Posted on Sat May 20 2017
What do you do when necessity compels you to throw away your heart?
The demons of Talispire inhabit flame-red caverns. They are merciless creatures, to be sure. Soulless, too. They can be conjured by the appropriate rituals, and bargained with if not commanded. They will kill errant or arrogant summoners, as is well known. They desire human souls above all else. But why?
I will tell you their story.
The Cirran Stratocracy ruled our world from the skies. Their floating city of Zebulon could travel anywhere, and see everything that transpired on the surface world. They thoroughly dominated the surface dwellers — thoroughly, but not completely. When the wolf backs the rabbit into a corner, the rabbit loses nothing by fighting back.
The rebellion began small, as rebellions do. There had been other resistances, other movements, other prophets of victory, other brief sparks of hope in darkness. This group was different. They must have no weaknesses to exploit. There must be no fear, no hesitation. Comforting illusions and high principles were luxuries they could not afford. They had allies within the Cirran aristocracy, but these would be treated as resources rather than friends.
The movement retreated underground. If the Cirrans ruled from the sky, they could have it. None of the arrogant cloud-lords would dare to descend into the Tartarean depths; their pride would not allow it. The rebels had no such compunctions. They hollowed out tunnels, blocked off passageways, established secret routes, opened ventilation shafts. A child could be born and grow to manhood without seeing the sun. Many did. Darkness was the price of freedom.

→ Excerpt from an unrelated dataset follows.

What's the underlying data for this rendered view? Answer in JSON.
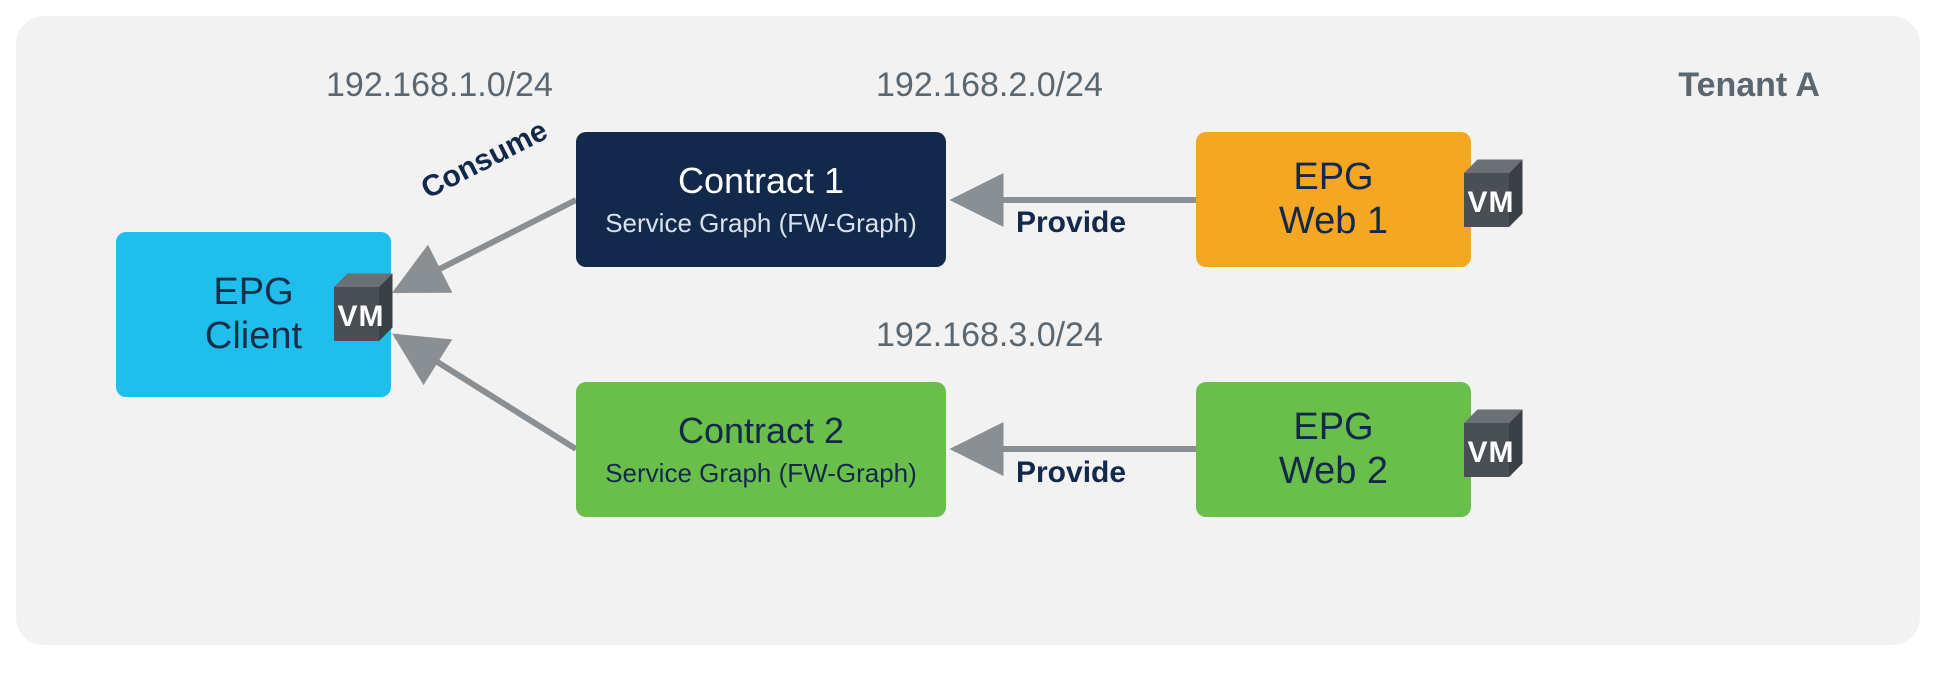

The conspirators obtained secret Cirran mechanistry, including soul-control and body-changing mechanisms. They dove into feverish research, sacrificing themselves to be test subjects or to prevent the Cirrans from learning of their work. The product of this heart-breaking work was a process that both physically and magically transformed the subject.
One by one, the rebels had their souls forcibly stripped away. Their minds became even harder and more callous, if that is possible. Their bodies were transformed into inhuman fighting machines, scaled and clawed and hideous. Unable to feel even regret, the transformed rebels knew only that death must come to the Cirrans.
The demons do not tell me if they were responsible for the fall of Zebulon. There are secrets they still keep, even from their chronicler. I will say only that Zebulon fell — or rose, if you wish — and the Stratocracy came to a rather spectacular end.
The conversion process was irreversible. A demon, once made, could not be returned to a human existence. This, too, was a price worth paying. As living creatures, they had unearthly resilience. As fearless rebels, they had ironclad determination, the only emotion left to them. They could not end their own lives, and they were too strong for others to overcome them. They remained in their caverns, and still do, unable to do anything but suffer.
Well, almost anything. The Cirran soul-control mechanistry still functions, and they still understand its workings. Those foolish enough to bargain with demons without a full understanding of the price do indeed lose their souls. A demon is able to temporarily bond with such captured souls, and through them experience love, pain, anguish — the full spectrum of human experience. It is their only outlet and their only solace. Even a few hours in a soul machine is a lifetime of comfort to a human trapped forever in a horrid shell and monstrous mentality.
Demons will bargain with their summoners, but they will not be the cause of cruelty. They will take cold and relentless revenge, if asked to do so by a petitioner. They will stand guard over important places, nourished through eternity by their summoner's soul. There are even a few brave scholars who offered their own souls, asking for nothing, knowing the mercy such an offering would bring.
There is indeed a Hell, as the common folk say. It is indeed populated by demons, as they whisper. It is a prison to prolong the suffering of the damned, as they say. The tragedy of Hell is that these two groups are one in the same.